Barca’s stability is at odds with archrivals Real Madrid, whose policy has been to buy up the world's biggest names and create a stable of "Galacticos" - and their coaches don't have much time to bring success.
Since missing out on the title in 2005, Real have been through seven coaches compared to Barca’s three, collecting just four trophies in that time: three league crowns and one Copa del Rey.
Last season Mourinho delivered Real's first La Liga title in four years, but now finds his team eight points behind Barca after only nine matches amid reports of dressing-room discontent.
The prize Real crave above all others is a record-extending 10th European crown, and first since 2002. In Mourinho, they have a coach with proven pedigree - he is seeking to become the first to win the Champions League with three different clubs - but his task has not been helped by constant reports of a split between the Portuguese and Spanish players in his camp.
If Real are to achieve their ultimate goal, they could do worse than than following the Barca blueprint.
With the Olympics afterglow now starting to fade, football is stepping back into the breach to fill the sporting public’s thirst for entertainment.
The big question has been, in Britain at least, whether the positive vibes created by the buzz of athletes giving their all for victory will survive now that the focus has returned to a group whose behaviors have generally been decidedly more questionable.
An Olympian who trips at the last hurdle is usually applauded for having a go, but spoilt millionaires whose off-field indiscretions are regularly reported in the tabloid press don’t get much sympathy when they writhe around on the pitch trying to con match officials.

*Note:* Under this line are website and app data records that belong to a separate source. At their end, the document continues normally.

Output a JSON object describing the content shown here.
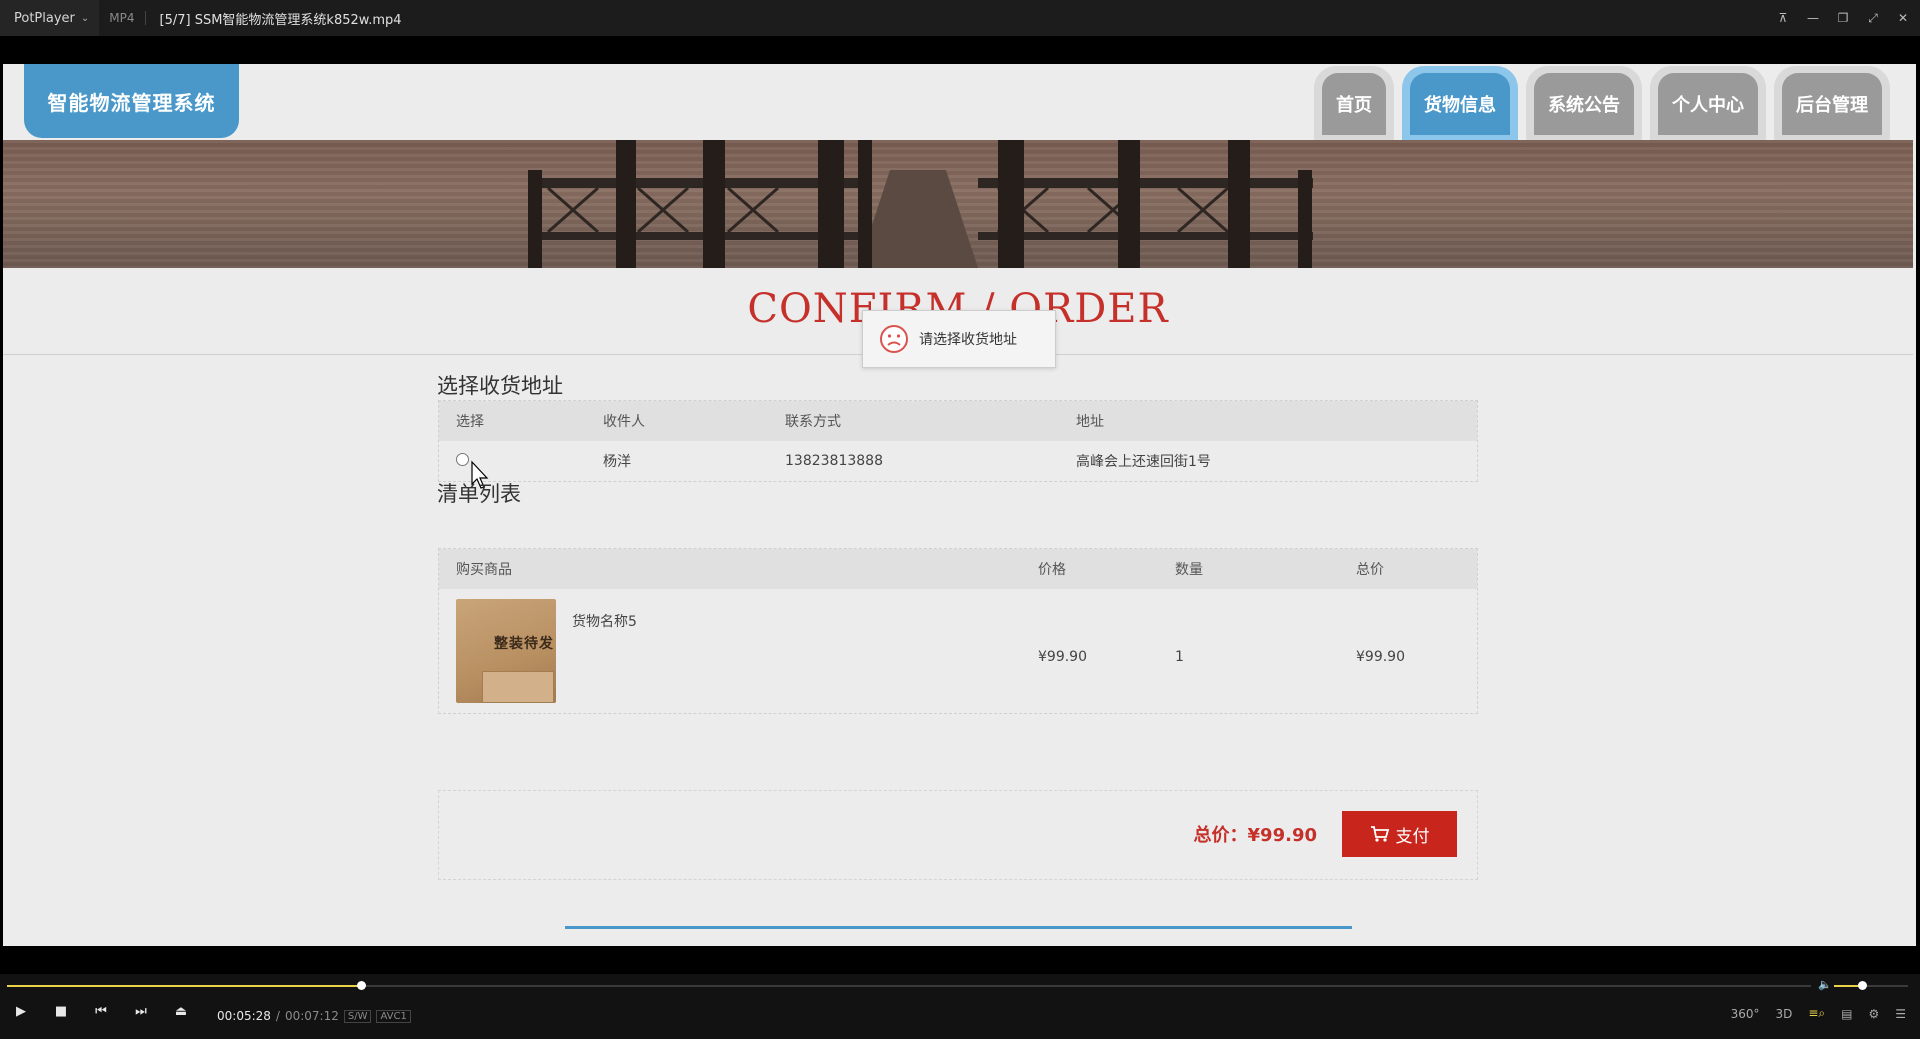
{
  "player": {
    "app_name": "PotPlayer",
    "format": "MP4",
    "file_title": "[5/7] SSM智能物流管理系统k852w.mp4",
    "current_time": "00:05:28",
    "separator": "/",
    "total_time": "00:07:12",
    "tag_sw": "S/W",
    "tag_codec": "AVC1",
    "progress": 0.196,
    "volume": 0.38,
    "right_icons": [
      "360°",
      "3D"
    ]
  },
  "site": {
    "logo": "智能物流管理系统",
    "nav": [
      {
        "label": "首页",
        "active": false
      },
      {
        "label": "货物信息",
        "active": true
      },
      {
        "label": "系统公告",
        "active": false
      },
      {
        "label": "个人中心",
        "active": false
      },
      {
        "label": "后台管理",
        "active": false
      }
    ],
    "heading": "CONFIRM / ORDER",
    "toast": "请选择收货地址"
  },
  "address": {
    "title": "选择收货地址",
    "headers": [
      "选择",
      "收件人",
      "联系方式",
      "地址"
    ],
    "rows": [
      {
        "name": "杨洋",
        "phone": "13823813888",
        "addr": "高峰会上还速回街1号"
      }
    ]
  },
  "order": {
    "title": "清单列表",
    "headers": [
      "购买商品",
      "价格",
      "数量",
      "总价"
    ],
    "items": [
      {
        "name": "货物名称5",
        "price": "¥99.90",
        "qty": "1",
        "total": "¥99.90",
        "img_label": "整装待发"
      }
    ]
  },
  "summary": {
    "total": "总价：¥99.90",
    "pay": "支付"
  },
  "colors": {
    "accent": "#4a98c9",
    "danger": "#c8261d",
    "seek": "#e9d24a"
  }
}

FULL POST
While the soccer world sharpens its hyperbole for Wednesday’s European Champions League semifinal first leg between Chelsea and Barcelona, another arguably more important match will take place on the other side of the world between two teams from two troubled countries.
In the neutral environment of the United Arab Emirates, the Egyptian national team – led by former U.S. coach Bob Bradley – will take on Iraq, a side now being marshaled by Brazilian legend Zico. There will be few column inches to elucidate the result. FULL POST